## Aim of the task
None of the pictures should be copied, though every line of the listing must be printed exactly.

## The input
------------------------------
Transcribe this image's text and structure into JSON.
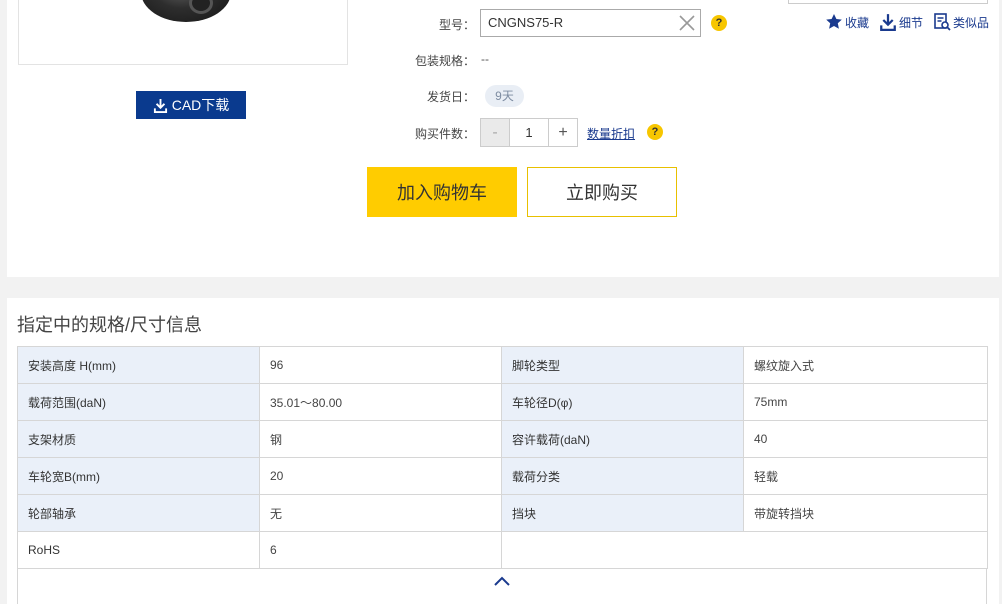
{
  "product": {
    "cad_label": "CAD下载",
    "model_label": "型号：",
    "model_value": "CNGNS75-R",
    "help_glyph": "?",
    "package_label": "包装规格：",
    "package_value": "--",
    "ship_label": "发货日：",
    "ship_value": "9天",
    "qty_label": "购买件数：",
    "qty_value": "1",
    "qty_minus": "-",
    "qty_plus": "+",
    "discount_link": "数量折扣",
    "add_cart": "加入购物车",
    "buy_now": "立即购买"
  },
  "actions": {
    "favorite": "收藏",
    "detail": "细节",
    "similar": "类似品"
  },
  "specs": {
    "title": "指定中的规格/尺寸信息",
    "rows": [
      [
        "安装高度 H(mm)",
        "96",
        "脚轮类型",
        "螺纹旋入式"
      ],
      [
        "载荷范围(daN)",
        "35.01～80.00",
        "车轮径D(φ)",
        "75mm"
      ],
      [
        "支架材质",
        "钢",
        "容许载荷(daN)",
        "40"
      ],
      [
        "车轮宽B(mm)",
        "20",
        "载荷分类",
        "轻载"
      ],
      [
        "轮部轴承",
        "无",
        "挡块",
        "带旋转挡块"
      ],
      [
        "RoHS",
        "6",
        "",
        ""
      ]
    ]
  },
  "colors": {
    "accent_yellow": "#ffcc00",
    "brand_blue": "#0a3a8e",
    "key_cell_bg": "#eaf0f9"
  }
}
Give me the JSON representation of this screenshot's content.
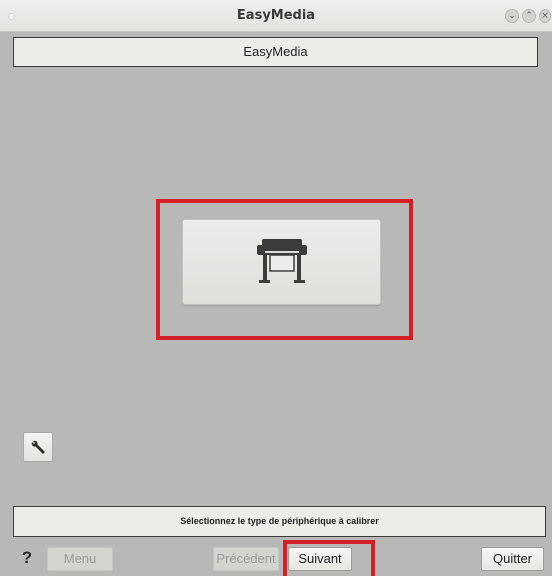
{
  "window": {
    "title": "EasyMedia",
    "controls": [
      "minimize-icon",
      "maximize-icon",
      "close-icon"
    ]
  },
  "header": {
    "title": "EasyMedia"
  },
  "main": {
    "device_types": [
      {
        "icon": "large-format-printer-icon",
        "selected": true
      }
    ],
    "tools_icon": "wrench-icon"
  },
  "status": {
    "message": "Sélectionnez le type de périphérique à calibrer"
  },
  "footer": {
    "help_label": "?",
    "menu_label": "Menu",
    "previous_label": "Précédent",
    "next_label": "Suivant",
    "quit_label": "Quitter"
  },
  "colors": {
    "highlight": "#d41f26",
    "background": "#b8b8b6",
    "panel": "#ecece9"
  }
}
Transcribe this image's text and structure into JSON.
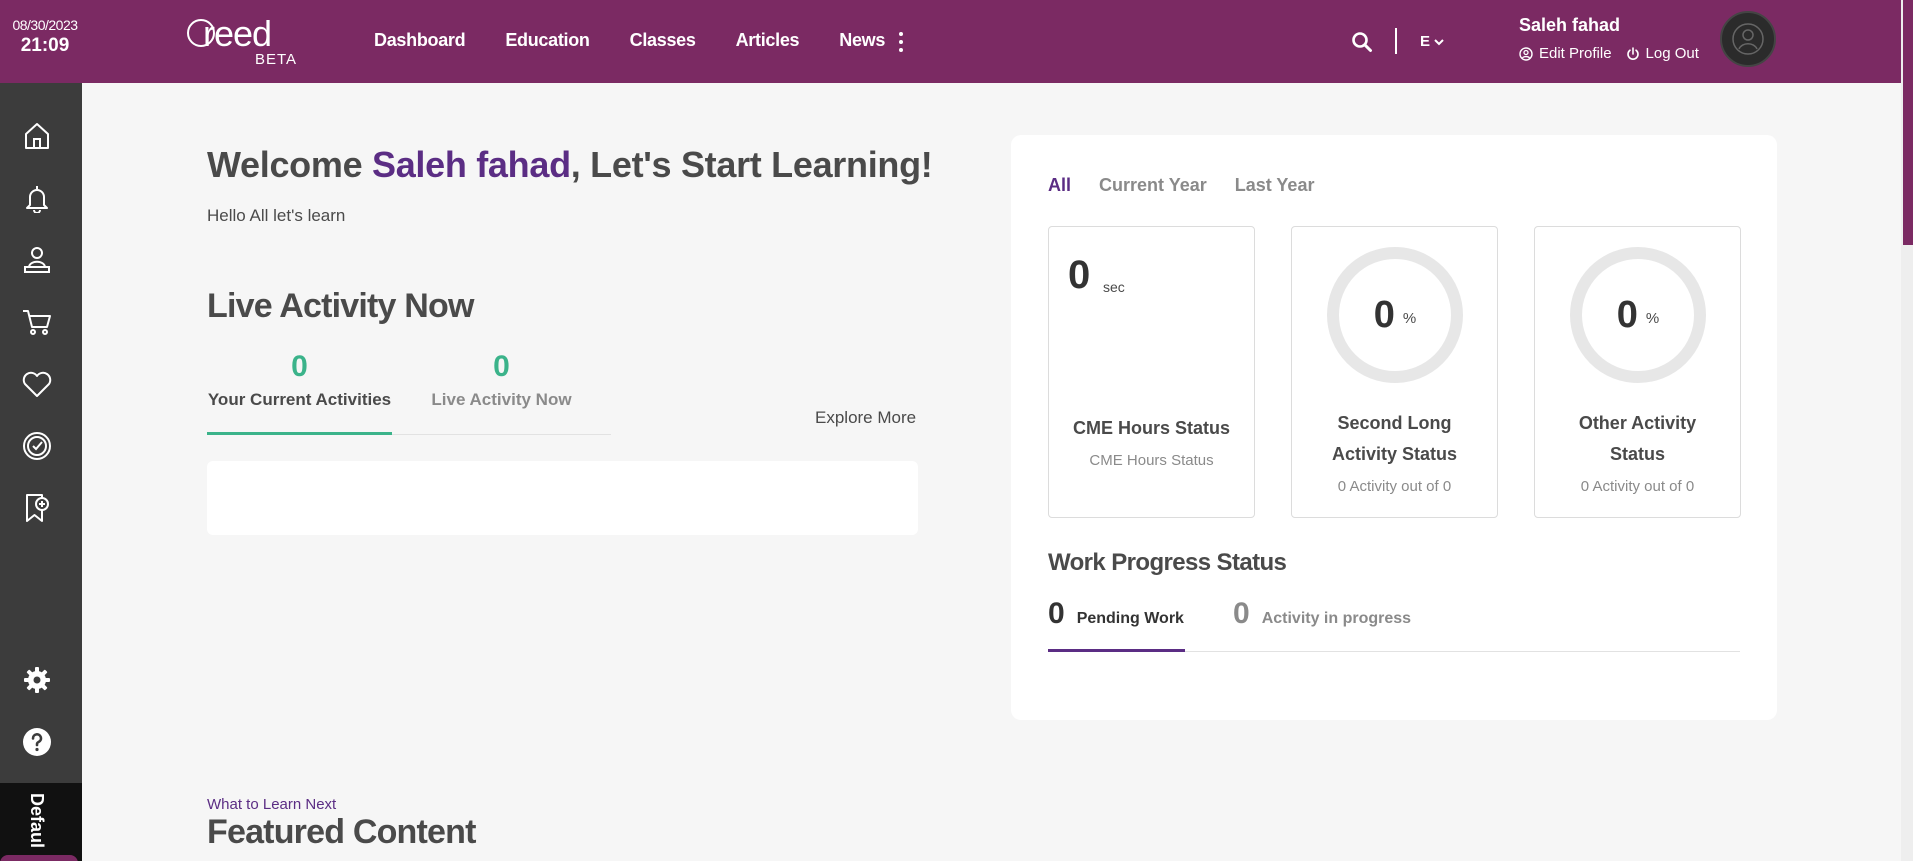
{
  "header": {
    "date": "08/30/2023",
    "time": "21:09",
    "logo_text": "reed",
    "logo_badge": "BETA",
    "nav": [
      {
        "label": "Dashboard"
      },
      {
        "label": "Education"
      },
      {
        "label": "Classes"
      },
      {
        "label": "Articles"
      },
      {
        "label": "News"
      }
    ],
    "more_icon": "vertical-dots-icon",
    "search_icon": "search-icon",
    "language": "E",
    "user": {
      "name": "Saleh fahad",
      "edit_profile": "Edit Profile",
      "logout": "Log Out"
    },
    "brand_color": "#7b2a63"
  },
  "sidebar": {
    "items": [
      {
        "icon": "home-icon"
      },
      {
        "icon": "bell-icon"
      },
      {
        "icon": "learner-icon"
      },
      {
        "icon": "cart-icon"
      },
      {
        "icon": "heart-icon"
      },
      {
        "icon": "badge-check-icon"
      },
      {
        "icon": "bookmark-add-icon"
      }
    ],
    "bottom_items": [
      {
        "icon": "gear-icon"
      },
      {
        "icon": "help-icon"
      }
    ],
    "tab_label": "Defaul"
  },
  "main": {
    "welcome_prefix": "Welcome ",
    "welcome_name": "Saleh fahad",
    "welcome_suffix": ", Let's Start Learning!",
    "subtitle": "Hello All let's learn",
    "live_title": "Live Activity Now",
    "activity_tabs": [
      {
        "count": "0",
        "label": "Your Current Activities"
      },
      {
        "count": "0",
        "label": "Live Activity Now"
      }
    ],
    "explore_more": "Explore More",
    "what_next": "What to Learn Next",
    "featured_title": "Featured Content"
  },
  "panel": {
    "period_tabs": [
      "All",
      "Current Year",
      "Last Year"
    ],
    "cards": {
      "cme": {
        "value": "0",
        "unit": "sec",
        "title": "CME Hours Status",
        "sub": "CME Hours Status"
      },
      "second": {
        "value": "0",
        "unit": "%",
        "title_line1": "Second Long",
        "title_line2": "Activity Status",
        "sub": "0 Activity out of 0"
      },
      "other": {
        "value": "0",
        "unit": "%",
        "title_line1": "Other Activity",
        "title_line2": "Status",
        "sub": "0 Activity out of 0"
      }
    },
    "work_progress_title": "Work Progress Status",
    "work_tabs": [
      {
        "count": "0",
        "label": "Pending Work"
      },
      {
        "count": "0",
        "label": "Activity in progress"
      }
    ]
  }
}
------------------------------
## Answer space
Transcribe this image's text and structure into JSON.
{
  "product": {
    "cad_label": "CAD下载",
    "model_label": "型号：",
    "model_value": "CNGNS75-R",
    "help_glyph": "?",
    "package_label": "包装规格：",
    "package_value": "--",
    "ship_label": "发货日：",
    "ship_value": "9天",
    "qty_label": "购买件数：",
    "qty_value": "1",
    "qty_minus": "-",
    "qty_plus": "+",
    "discount_link": "数量折扣",
    "add_cart": "加入购物车",
    "buy_now": "立即购买"
  },
  "actions": {
    "favorite": "收藏",
    "detail": "细节",
    "similar": "类似品"
  },
  "specs": {
    "title": "指定中的规格/尺寸信息",
    "rows": [
      [
        "安装高度 H(mm)",
        "96",
        "脚轮类型",
        "螺纹旋入式"
      ],
      [
        "载荷范围(daN)",
        "35.01～80.00",
        "车轮径D(φ)",
        "75mm"
      ],
      [
        "支架材质",
        "钢",
        "容许载荷(daN)",
        "40"
      ],
      [
        "车轮宽B(mm)",
        "20",
        "载荷分类",
        "轻载"
      ],
      [
        "轮部轴承",
        "无",
        "挡块",
        "带旋转挡块"
      ],
      [
        "RoHS",
        "6",
        "",
        ""
      ]
    ]
  },
  "colors": {
    "accent_yellow": "#ffcc00",
    "brand_blue": "#0a3a8e",
    "key_cell_bg": "#eaf0f9"
  }
}
Give me the JSON representation of this screenshot's content.
{
  "window": {
    "title": "EasyMedia",
    "controls": [
      "minimize-icon",
      "maximize-icon",
      "close-icon"
    ]
  },
  "header": {
    "title": "EasyMedia"
  },
  "main": {
    "device_types": [
      {
        "icon": "large-format-printer-icon",
        "selected": true
      }
    ],
    "tools_icon": "wrench-icon"
  },
  "status": {
    "message": "Sélectionnez le type de périphérique à calibrer"
  },
  "footer": {
    "help_label": "?",
    "menu_label": "Menu",
    "previous_label": "Précédent",
    "next_label": "Suivant",
    "quit_label": "Quitter"
  },
  "colors": {
    "highlight": "#d41f26",
    "background": "#b8b8b6",
    "panel": "#ecece9"
  }
}
Transcribe this image's text and structure into JSON.
{
  "header": {
    "date": "08/30/2023",
    "time": "21:09",
    "logo_text": "reed",
    "logo_badge": "BETA",
    "nav": [
      {
        "label": "Dashboard"
      },
      {
        "label": "Education"
      },
      {
        "label": "Classes"
      },
      {
        "label": "Articles"
      },
      {
        "label": "News"
      }
    ],
    "more_icon": "vertical-dots-icon",
    "search_icon": "search-icon",
    "language": "E",
    "user": {
      "name": "Saleh fahad",
      "edit_profile": "Edit Profile",
      "logout": "Log Out"
    },
    "brand_color": "#7b2a63"
  },
  "sidebar": {
    "items": [
      {
        "icon": "home-icon"
      },
      {
        "icon": "bell-icon"
      },
      {
        "icon": "learner-icon"
      },
      {
        "icon": "cart-icon"
      },
      {
        "icon": "heart-icon"
      },
      {
        "icon": "badge-check-icon"
      },
      {
        "icon": "bookmark-add-icon"
      }
    ],
    "bottom_items": [
      {
        "icon": "gear-icon"
      },
      {
        "icon": "help-icon"
      }
    ],
    "tab_label": "Defaul"
  },
  "main": {
    "welcome_prefix": "Welcome ",
    "welcome_name": "Saleh fahad",
    "welcome_suffix": ", Let's Start Learning!",
    "subtitle": "Hello All let's learn",
    "live_title": "Live Activity Now",
    "activity_tabs": [
      {
        "count": "0",
        "label": "Your Current Activities"
      },
      {
        "count": "0",
        "label": "Live Activity Now"
      }
    ],
    "explore_more": "Explore More",
    "what_next": "What to Learn Next",
    "featured_title": "Featured Content"
  },
  "panel": {
    "period_tabs": [
      "All",
      "Current Year",
      "Last Year"
    ],
    "cards": {
      "cme": {
        "value": "0",
        "unit": "sec",
        "title": "CME Hours Status",
        "sub": "CME Hours Status"
      },
      "second": {
        "value": "0",
        "unit": "%",
        "title_line1": "Second Long",
        "title_line2": "Activity Status",
        "sub": "0 Activity out of 0"
      },
      "other": {
        "value": "0",
        "unit": "%",
        "title_line1": "Other Activity",
        "title_line2": "Status",
        "sub": "0 Activity out of 0"
      }
    },
    "work_progress_title": "Work Progress Status",
    "work_tabs": [
      {
        "count": "0",
        "label": "Pending Work"
      },
      {
        "count": "0",
        "label": "Activity in progress"
      }
    ]
  }
}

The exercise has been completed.